***** Raw data *****

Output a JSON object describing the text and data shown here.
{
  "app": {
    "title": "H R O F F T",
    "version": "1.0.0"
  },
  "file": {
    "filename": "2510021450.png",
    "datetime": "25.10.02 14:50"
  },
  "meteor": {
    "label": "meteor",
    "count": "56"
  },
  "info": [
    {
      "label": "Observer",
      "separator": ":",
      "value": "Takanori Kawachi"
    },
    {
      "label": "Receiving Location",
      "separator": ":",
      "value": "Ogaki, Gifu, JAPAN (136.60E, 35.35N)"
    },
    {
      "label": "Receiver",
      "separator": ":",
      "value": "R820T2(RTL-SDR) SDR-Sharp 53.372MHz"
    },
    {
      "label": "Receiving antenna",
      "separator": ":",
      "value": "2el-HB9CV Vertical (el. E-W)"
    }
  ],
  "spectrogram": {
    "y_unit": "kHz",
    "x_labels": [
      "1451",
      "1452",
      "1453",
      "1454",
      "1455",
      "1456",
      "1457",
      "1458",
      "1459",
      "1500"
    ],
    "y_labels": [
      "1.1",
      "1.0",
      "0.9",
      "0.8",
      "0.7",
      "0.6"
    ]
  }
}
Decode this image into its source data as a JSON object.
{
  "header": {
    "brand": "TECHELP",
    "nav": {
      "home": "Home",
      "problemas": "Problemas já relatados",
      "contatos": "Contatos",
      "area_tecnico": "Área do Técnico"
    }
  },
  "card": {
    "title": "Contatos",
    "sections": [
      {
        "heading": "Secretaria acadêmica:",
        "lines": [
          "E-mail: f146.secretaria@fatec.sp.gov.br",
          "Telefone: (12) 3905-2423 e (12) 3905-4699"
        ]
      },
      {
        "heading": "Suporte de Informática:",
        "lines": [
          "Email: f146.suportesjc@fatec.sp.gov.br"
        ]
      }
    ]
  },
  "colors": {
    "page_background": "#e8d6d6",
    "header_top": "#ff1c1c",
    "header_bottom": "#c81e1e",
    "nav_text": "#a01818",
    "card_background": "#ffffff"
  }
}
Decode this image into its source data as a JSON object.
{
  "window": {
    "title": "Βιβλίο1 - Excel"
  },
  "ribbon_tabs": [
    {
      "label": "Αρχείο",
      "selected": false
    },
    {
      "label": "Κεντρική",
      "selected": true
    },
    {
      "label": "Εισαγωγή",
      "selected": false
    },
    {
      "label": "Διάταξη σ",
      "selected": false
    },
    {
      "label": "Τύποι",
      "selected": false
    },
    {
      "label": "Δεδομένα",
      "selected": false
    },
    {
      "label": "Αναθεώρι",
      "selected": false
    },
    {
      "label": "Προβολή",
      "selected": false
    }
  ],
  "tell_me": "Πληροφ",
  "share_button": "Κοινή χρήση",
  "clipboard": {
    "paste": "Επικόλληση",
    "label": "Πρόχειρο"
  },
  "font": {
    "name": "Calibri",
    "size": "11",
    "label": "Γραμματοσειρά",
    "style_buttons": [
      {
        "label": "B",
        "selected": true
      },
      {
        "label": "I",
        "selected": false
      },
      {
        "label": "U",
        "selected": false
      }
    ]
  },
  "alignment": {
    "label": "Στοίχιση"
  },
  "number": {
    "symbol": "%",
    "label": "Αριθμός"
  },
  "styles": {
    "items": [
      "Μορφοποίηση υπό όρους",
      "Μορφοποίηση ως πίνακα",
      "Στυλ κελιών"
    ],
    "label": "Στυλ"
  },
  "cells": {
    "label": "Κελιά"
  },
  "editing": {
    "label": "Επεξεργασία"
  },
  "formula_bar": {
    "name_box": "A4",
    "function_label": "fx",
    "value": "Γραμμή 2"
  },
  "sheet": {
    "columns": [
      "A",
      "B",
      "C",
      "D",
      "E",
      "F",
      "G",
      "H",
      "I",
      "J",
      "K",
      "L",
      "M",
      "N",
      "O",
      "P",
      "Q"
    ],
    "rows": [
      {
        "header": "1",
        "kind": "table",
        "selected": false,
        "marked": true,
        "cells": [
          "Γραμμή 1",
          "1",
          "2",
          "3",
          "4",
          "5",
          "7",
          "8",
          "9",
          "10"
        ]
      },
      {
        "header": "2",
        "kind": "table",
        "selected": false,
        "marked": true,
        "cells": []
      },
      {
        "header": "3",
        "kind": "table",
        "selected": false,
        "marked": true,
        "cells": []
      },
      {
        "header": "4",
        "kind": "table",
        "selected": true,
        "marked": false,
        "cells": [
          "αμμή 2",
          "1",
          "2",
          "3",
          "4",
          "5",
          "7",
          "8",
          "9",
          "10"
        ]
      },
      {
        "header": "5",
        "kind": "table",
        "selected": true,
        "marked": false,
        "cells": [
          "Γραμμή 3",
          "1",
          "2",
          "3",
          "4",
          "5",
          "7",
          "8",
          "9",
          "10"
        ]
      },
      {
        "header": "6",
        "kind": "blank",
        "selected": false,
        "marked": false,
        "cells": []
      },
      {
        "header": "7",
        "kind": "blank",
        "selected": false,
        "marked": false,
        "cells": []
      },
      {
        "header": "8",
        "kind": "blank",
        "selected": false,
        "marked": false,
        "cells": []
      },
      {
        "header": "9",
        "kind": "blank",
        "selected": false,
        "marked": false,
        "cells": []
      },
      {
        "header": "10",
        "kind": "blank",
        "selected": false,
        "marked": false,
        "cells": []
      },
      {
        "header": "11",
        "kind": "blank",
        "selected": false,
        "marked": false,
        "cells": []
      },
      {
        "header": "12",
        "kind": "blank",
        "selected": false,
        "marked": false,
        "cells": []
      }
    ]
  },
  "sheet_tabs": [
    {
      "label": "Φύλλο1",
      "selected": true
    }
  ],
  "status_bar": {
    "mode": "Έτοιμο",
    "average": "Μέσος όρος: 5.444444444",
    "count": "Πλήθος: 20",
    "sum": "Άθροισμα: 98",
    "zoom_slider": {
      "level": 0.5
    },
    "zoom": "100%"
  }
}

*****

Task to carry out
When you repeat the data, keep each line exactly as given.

Your response
Output a JSON object describing the text and data shown here.
{
  "app": {
    "title": "H R O F F T",
    "version": "1.0.0"
  },
  "file": {
    "filename": "2510021450.png",
    "datetime": "25.10.02 14:50"
  },
  "meteor": {
    "label": "meteor",
    "count": "56"
  },
  "info": [
    {
      "label": "Observer",
      "separator": ":",
      "value": "Takanori Kawachi"
    },
    {
      "label": "Receiving Location",
      "separator": ":",
      "value": "Ogaki, Gifu, JAPAN (136.60E, 35.35N)"
    },
    {
      "label": "Receiver",
      "separator": ":",
      "value": "R820T2(RTL-SDR) SDR-Sharp 53.372MHz"
    },
    {
      "label": "Receiving antenna",
      "separator": ":",
      "value": "2el-HB9CV Vertical (el. E-W)"
    }
  ],
  "spectrogram": {
    "y_unit": "kHz",
    "x_labels": [
      "1451",
      "1452",
      "1453",
      "1454",
      "1455",
      "1456",
      "1457",
      "1458",
      "1459",
      "1500"
    ],
    "y_labels": [
      "1.1",
      "1.0",
      "0.9",
      "0.8",
      "0.7",
      "0.6"
    ]
  }
}
Decode this image into its source data as a JSON object.
{
  "header": {
    "brand": "TECHELP",
    "nav": {
      "home": "Home",
      "problemas": "Problemas já relatados",
      "contatos": "Contatos",
      "area_tecnico": "Área do Técnico"
    }
  },
  "card": {
    "title": "Contatos",
    "sections": [
      {
        "heading": "Secretaria acadêmica:",
        "lines": [
          "E-mail: f146.secretaria@fatec.sp.gov.br",
          "Telefone: (12) 3905-2423 e (12) 3905-4699"
        ]
      },
      {
        "heading": "Suporte de Informática:",
        "lines": [
          "Email: f146.suportesjc@fatec.sp.gov.br"
        ]
      }
    ]
  },
  "colors": {
    "page_background": "#e8d6d6",
    "header_top": "#ff1c1c",
    "header_bottom": "#c81e1e",
    "nav_text": "#a01818",
    "card_background": "#ffffff"
  }
}
Decode this image into its source data as a JSON object.
{
  "window": {
    "title": "Βιβλίο1 - Excel"
  },
  "ribbon_tabs": [
    {
      "label": "Αρχείο",
      "selected": false
    },
    {
      "label": "Κεντρική",
      "selected": true
    },
    {
      "label": "Εισαγωγή",
      "selected": false
    },
    {
      "label": "Διάταξη σ",
      "selected": false
    },
    {
      "label": "Τύποι",
      "selected": false
    },
    {
      "label": "Δεδομένα",
      "selected": false
    },
    {
      "label": "Αναθεώρι",
      "selected": false
    },
    {
      "label": "Προβολή",
      "selected": false
    }
  ],
  "tell_me": "Πληροφ",
  "share_button": "Κοινή χρήση",
  "clipboard": {
    "paste": "Επικόλληση",
    "label": "Πρόχειρο"
  },
  "font": {
    "name": "Calibri",
    "size": "11",
    "label": "Γραμματοσειρά",
    "style_buttons": [
      {
        "label": "B",
        "selected": true
      },
      {
        "label": "I",
        "selected": false
      },
      {
        "label": "U",
        "selected": false
      }
    ]
  },
  "alignment": {
    "label": "Στοίχιση"
  },
  "number": {
    "symbol": "%",
    "label": "Αριθμός"
  },
  "styles": {
    "items": [
      "Μορφοποίηση υπό όρους",
      "Μορφοποίηση ως πίνακα",
      "Στυλ κελιών"
    ],
    "label": "Στυλ"
  },
  "cells": {
    "label": "Κελιά"
  },
  "editing": {
    "label": "Επεξεργασία"
  },
  "formula_bar": {
    "name_box": "A4",
    "function_label": "fx",
    "value": "Γραμμή 2"
  },
  "sheet": {
    "columns": [
      "A",
      "B",
      "C",
      "D",
      "E",
      "F",
      "G",
      "H",
      "I",
      "J",
      "K",
      "L",
      "M",
      "N",
      "O",
      "P",
      "Q"
    ],
    "rows": [
      {
        "header": "1",
        "kind": "table",
        "selected": false,
        "marked": true,
        "cells": [
          "Γραμμή 1",
          "1",
          "2",
          "3",
          "4",
          "5",
          "7",
          "8",
          "9",
          "10"
        ]
      },
      {
        "header": "2",
        "kind": "table",
        "selected": false,
        "marked": true,
        "cells": []
      },
      {
        "header": "3",
        "kind": "table",
        "selected": false,
        "marked": true,
        "cells": []
      },
      {
        "header": "4",
        "kind": "table",
        "selected": true,
        "marked": false,
        "cells": [
          "αμμή 2",
          "1",
          "2",
          "3",
          "4",
          "5",
          "7",
          "8",
          "9",
          "10"
        ]
      },
      {
        "header": "5",
        "kind": "table",
        "selected": true,
        "marked": false,
        "cells": [
          "Γραμμή 3",
          "1",
          "2",
          "3",
          "4",
          "5",
          "7",
          "8",
          "9",
          "10"
        ]
      },
      {
        "header": "6",
        "kind": "blank",
        "selected": false,
        "marked": false,
        "cells": []
      },
      {
        "header": "7",
        "kind": "blank",
        "selected": false,
        "marked": false,
        "cells": []
      },
      {
        "header": "8",
        "kind": "blank",
        "selected": false,
        "marked": false,
        "cells": []
      },
      {
        "header": "9",
        "kind": "blank",
        "selected": false,
        "marked": false,
        "cells": []
      },
      {
        "header": "10",
        "kind": "blank",
        "selected": false,
        "marked": false,
        "cells": []
      },
      {
        "header": "11",
        "kind": "blank",
        "selected": false,
        "marked": false,
        "cells": []
      },
      {
        "header": "12",
        "kind": "blank",
        "selected": false,
        "marked": false,
        "cells": []
      }
    ]
  },
  "sheet_tabs": [
    {
      "label": "Φύλλο1",
      "selected": true
    }
  ],
  "status_bar": {
    "mode": "Έτοιμο",
    "average": "Μέσος όρος: 5.444444444",
    "count": "Πλήθος: 20",
    "sum": "Άθροισμα: 98",
    "zoom_slider": {
      "level": 0.5
    },
    "zoom": "100%"
  }
}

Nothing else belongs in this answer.